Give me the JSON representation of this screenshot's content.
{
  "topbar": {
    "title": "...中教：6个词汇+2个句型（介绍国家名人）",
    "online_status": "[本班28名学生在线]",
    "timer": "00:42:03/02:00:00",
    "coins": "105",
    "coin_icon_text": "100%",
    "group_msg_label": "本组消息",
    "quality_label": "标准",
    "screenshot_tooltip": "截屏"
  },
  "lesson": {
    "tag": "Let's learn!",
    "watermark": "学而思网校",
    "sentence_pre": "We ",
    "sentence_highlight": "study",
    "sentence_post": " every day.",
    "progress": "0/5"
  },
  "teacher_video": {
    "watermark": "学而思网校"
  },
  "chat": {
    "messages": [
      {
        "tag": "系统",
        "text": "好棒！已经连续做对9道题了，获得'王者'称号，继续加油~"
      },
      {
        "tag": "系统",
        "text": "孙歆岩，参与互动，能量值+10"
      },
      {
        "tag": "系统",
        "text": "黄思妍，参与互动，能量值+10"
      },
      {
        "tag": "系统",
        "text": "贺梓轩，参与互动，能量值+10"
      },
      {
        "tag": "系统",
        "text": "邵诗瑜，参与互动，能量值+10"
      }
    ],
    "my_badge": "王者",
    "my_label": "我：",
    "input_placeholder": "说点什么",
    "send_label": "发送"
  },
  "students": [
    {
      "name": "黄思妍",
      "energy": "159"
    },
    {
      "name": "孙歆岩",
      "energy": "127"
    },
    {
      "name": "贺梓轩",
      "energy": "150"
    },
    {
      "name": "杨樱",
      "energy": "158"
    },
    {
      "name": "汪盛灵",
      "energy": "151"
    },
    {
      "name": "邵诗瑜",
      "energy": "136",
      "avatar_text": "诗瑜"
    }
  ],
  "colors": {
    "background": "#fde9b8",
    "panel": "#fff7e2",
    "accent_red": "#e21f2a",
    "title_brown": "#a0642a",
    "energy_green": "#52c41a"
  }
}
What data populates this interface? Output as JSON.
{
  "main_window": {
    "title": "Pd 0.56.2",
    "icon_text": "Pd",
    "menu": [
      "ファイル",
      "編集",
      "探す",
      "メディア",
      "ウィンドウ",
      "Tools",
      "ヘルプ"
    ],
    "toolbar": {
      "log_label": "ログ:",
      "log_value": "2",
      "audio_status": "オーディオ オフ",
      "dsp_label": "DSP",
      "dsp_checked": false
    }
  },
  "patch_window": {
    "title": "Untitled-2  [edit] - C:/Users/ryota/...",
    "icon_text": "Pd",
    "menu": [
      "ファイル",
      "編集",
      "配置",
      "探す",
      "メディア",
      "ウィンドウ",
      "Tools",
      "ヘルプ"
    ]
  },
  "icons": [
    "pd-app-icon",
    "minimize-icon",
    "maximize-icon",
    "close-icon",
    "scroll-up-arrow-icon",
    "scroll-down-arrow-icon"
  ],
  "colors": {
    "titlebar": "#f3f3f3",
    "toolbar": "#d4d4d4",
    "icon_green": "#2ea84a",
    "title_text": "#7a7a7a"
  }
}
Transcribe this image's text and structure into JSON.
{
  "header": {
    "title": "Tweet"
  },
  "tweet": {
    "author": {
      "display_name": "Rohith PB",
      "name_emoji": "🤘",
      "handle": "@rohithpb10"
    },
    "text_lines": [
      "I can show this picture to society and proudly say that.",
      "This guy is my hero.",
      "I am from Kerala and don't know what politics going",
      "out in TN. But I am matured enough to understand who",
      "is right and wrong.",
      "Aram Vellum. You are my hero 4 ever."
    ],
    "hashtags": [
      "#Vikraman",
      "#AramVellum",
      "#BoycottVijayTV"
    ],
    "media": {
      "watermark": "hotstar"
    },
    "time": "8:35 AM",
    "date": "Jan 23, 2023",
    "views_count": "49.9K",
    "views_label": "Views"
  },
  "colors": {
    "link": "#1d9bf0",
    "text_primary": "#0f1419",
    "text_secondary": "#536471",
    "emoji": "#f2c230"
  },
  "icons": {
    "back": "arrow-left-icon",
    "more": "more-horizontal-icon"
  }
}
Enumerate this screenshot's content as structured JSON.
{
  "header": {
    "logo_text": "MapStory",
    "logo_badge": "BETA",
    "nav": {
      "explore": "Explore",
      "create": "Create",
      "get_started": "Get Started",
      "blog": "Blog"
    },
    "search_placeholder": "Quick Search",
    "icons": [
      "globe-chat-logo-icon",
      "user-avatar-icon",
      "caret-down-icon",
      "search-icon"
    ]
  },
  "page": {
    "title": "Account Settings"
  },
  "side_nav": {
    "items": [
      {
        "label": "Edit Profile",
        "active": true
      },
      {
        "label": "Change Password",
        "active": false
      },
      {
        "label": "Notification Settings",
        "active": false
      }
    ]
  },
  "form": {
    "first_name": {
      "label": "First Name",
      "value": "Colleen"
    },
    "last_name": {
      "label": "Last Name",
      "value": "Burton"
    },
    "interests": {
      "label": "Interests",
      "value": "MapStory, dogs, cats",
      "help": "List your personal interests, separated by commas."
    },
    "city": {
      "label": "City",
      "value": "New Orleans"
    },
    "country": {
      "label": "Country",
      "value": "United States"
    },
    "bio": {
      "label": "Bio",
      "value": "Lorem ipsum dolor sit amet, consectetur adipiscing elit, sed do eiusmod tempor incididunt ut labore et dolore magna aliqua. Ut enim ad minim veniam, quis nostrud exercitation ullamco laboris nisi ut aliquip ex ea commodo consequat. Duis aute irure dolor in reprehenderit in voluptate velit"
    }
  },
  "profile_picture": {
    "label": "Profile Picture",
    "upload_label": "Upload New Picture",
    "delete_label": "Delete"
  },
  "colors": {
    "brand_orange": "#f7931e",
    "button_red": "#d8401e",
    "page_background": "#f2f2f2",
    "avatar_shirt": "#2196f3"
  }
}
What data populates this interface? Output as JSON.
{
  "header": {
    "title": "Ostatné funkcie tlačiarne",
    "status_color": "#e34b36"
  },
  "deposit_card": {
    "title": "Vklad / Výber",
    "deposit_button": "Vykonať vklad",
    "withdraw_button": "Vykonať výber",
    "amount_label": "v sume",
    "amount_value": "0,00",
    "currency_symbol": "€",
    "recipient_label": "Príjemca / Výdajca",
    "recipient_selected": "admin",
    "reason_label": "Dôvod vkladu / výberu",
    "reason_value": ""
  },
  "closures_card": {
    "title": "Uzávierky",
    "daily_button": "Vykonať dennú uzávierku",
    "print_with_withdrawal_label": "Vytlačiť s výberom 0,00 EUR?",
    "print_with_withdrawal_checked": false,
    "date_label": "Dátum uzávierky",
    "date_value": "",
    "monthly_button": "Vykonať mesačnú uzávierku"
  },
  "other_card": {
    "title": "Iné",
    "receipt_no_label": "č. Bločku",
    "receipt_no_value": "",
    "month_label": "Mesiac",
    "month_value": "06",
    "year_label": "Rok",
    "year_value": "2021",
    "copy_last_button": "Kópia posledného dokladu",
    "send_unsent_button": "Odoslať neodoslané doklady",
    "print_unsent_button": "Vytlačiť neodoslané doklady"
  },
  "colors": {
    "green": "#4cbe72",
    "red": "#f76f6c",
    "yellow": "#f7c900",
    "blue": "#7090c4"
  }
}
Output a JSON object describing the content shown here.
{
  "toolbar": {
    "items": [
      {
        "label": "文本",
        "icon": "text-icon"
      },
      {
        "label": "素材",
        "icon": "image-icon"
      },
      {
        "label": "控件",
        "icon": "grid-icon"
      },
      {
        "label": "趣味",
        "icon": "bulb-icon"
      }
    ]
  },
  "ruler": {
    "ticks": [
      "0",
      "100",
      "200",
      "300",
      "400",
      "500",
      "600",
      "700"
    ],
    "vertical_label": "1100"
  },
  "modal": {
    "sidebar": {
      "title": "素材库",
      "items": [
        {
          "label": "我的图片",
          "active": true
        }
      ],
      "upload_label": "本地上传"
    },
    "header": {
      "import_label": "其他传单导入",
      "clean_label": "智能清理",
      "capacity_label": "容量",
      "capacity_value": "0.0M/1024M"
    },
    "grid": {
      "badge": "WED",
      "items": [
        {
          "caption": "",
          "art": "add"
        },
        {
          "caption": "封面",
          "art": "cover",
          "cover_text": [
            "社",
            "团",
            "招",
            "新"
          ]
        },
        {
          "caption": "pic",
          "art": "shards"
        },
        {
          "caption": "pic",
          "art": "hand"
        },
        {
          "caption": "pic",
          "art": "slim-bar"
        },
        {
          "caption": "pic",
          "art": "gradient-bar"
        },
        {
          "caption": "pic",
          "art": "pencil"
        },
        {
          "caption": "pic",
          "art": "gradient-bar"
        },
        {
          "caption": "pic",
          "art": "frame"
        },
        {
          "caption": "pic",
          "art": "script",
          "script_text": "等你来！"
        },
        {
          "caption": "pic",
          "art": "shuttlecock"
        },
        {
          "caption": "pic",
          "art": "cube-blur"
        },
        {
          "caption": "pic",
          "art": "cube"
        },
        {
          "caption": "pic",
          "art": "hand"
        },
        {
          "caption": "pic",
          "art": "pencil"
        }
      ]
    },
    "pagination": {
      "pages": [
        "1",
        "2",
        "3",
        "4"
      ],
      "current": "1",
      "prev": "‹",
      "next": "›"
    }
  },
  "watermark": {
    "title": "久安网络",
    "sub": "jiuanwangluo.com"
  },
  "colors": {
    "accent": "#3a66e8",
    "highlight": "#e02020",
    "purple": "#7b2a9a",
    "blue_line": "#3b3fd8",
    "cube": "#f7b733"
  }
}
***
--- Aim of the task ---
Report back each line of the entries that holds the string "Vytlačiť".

--- Result ---
    "print_with_withdrawal_label": "Vytlačiť s výberom 0,00 EUR?",
    "print_unsent_button": "Vytlačiť neodoslané doklady"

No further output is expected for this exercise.